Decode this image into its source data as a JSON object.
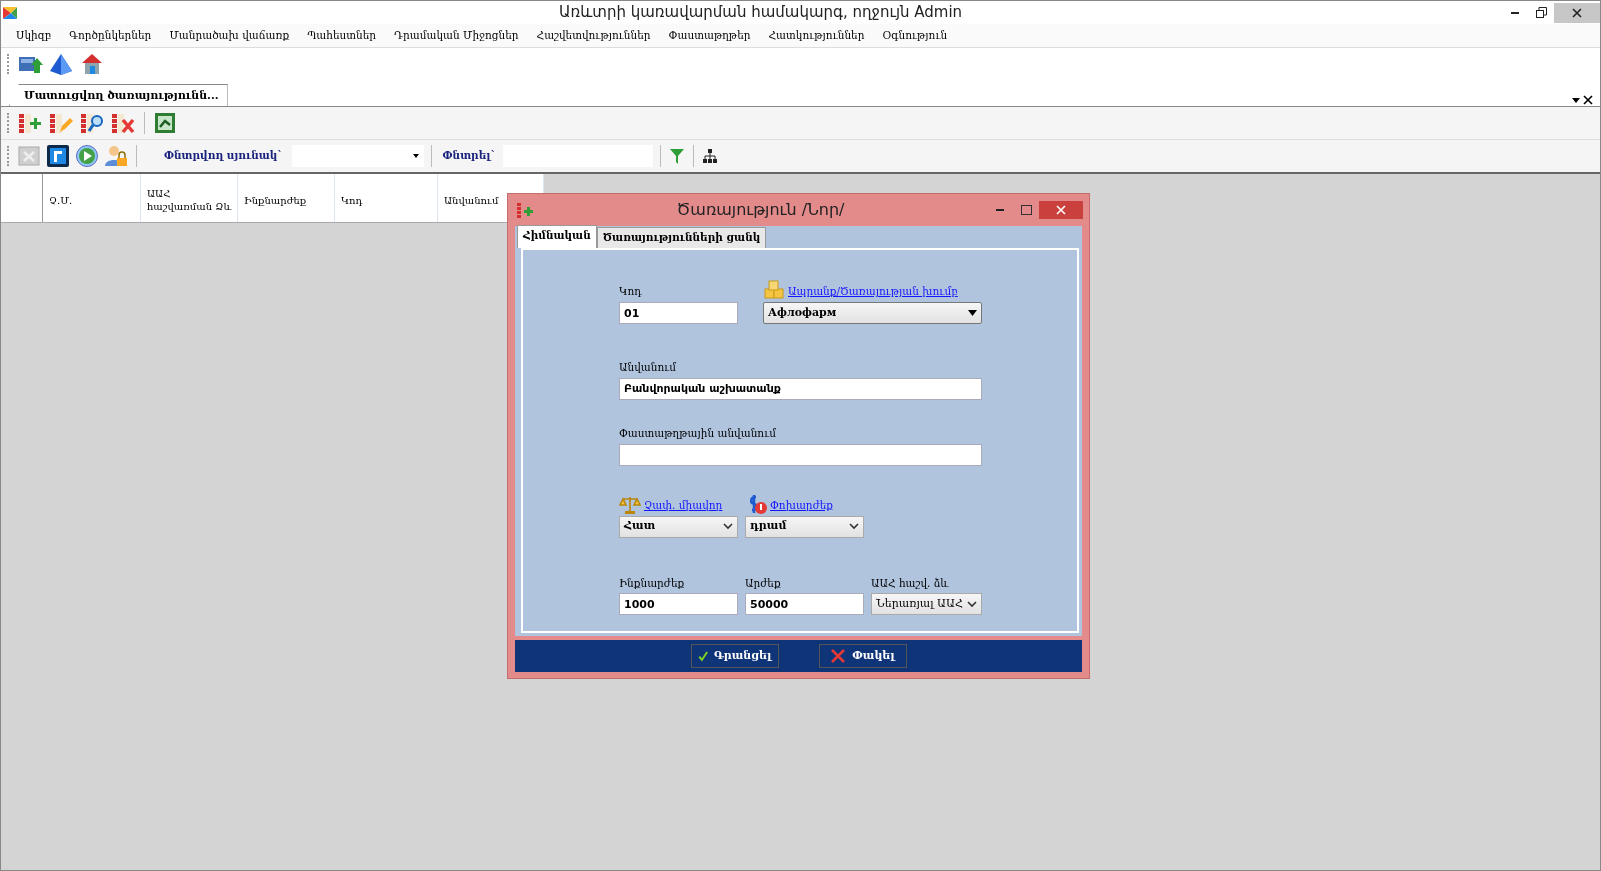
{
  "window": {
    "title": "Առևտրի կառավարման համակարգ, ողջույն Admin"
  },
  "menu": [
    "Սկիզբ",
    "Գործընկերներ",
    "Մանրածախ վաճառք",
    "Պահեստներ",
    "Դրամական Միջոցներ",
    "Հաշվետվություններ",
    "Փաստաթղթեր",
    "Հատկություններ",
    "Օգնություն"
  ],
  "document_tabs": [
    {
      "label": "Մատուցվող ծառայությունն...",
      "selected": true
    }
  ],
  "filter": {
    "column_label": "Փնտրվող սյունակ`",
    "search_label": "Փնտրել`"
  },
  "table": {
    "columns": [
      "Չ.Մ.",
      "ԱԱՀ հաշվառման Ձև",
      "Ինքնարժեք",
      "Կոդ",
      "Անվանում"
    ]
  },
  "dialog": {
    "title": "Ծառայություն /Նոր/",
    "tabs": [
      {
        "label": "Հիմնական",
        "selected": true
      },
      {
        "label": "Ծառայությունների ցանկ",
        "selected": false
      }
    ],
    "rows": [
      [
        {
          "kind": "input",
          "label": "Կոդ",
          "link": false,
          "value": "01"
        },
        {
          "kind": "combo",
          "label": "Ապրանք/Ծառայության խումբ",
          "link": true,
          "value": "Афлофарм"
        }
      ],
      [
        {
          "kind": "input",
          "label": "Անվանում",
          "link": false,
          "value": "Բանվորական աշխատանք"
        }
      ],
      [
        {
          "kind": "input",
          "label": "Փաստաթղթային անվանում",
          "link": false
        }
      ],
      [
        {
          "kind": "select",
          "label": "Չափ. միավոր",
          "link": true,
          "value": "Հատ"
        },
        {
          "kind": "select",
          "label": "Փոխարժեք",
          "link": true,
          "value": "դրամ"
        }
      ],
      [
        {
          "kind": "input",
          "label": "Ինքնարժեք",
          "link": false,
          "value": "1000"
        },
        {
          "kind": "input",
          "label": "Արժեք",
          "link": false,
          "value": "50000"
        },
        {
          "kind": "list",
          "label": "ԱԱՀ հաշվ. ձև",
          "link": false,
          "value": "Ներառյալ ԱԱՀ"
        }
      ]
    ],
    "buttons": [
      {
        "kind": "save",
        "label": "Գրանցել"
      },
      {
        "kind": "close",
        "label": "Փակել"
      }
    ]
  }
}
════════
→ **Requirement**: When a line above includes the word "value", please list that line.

→ **Response to the exercise**:
          "value": "01"
          "value": "Афлофарм"
          "value": "Բանվորական աշխատանք"
          "value": "Հատ"
          "value": "դրամ"
          "value": "1000"
          "value": "50000"
          "value": "Ներառյալ ԱԱՀ"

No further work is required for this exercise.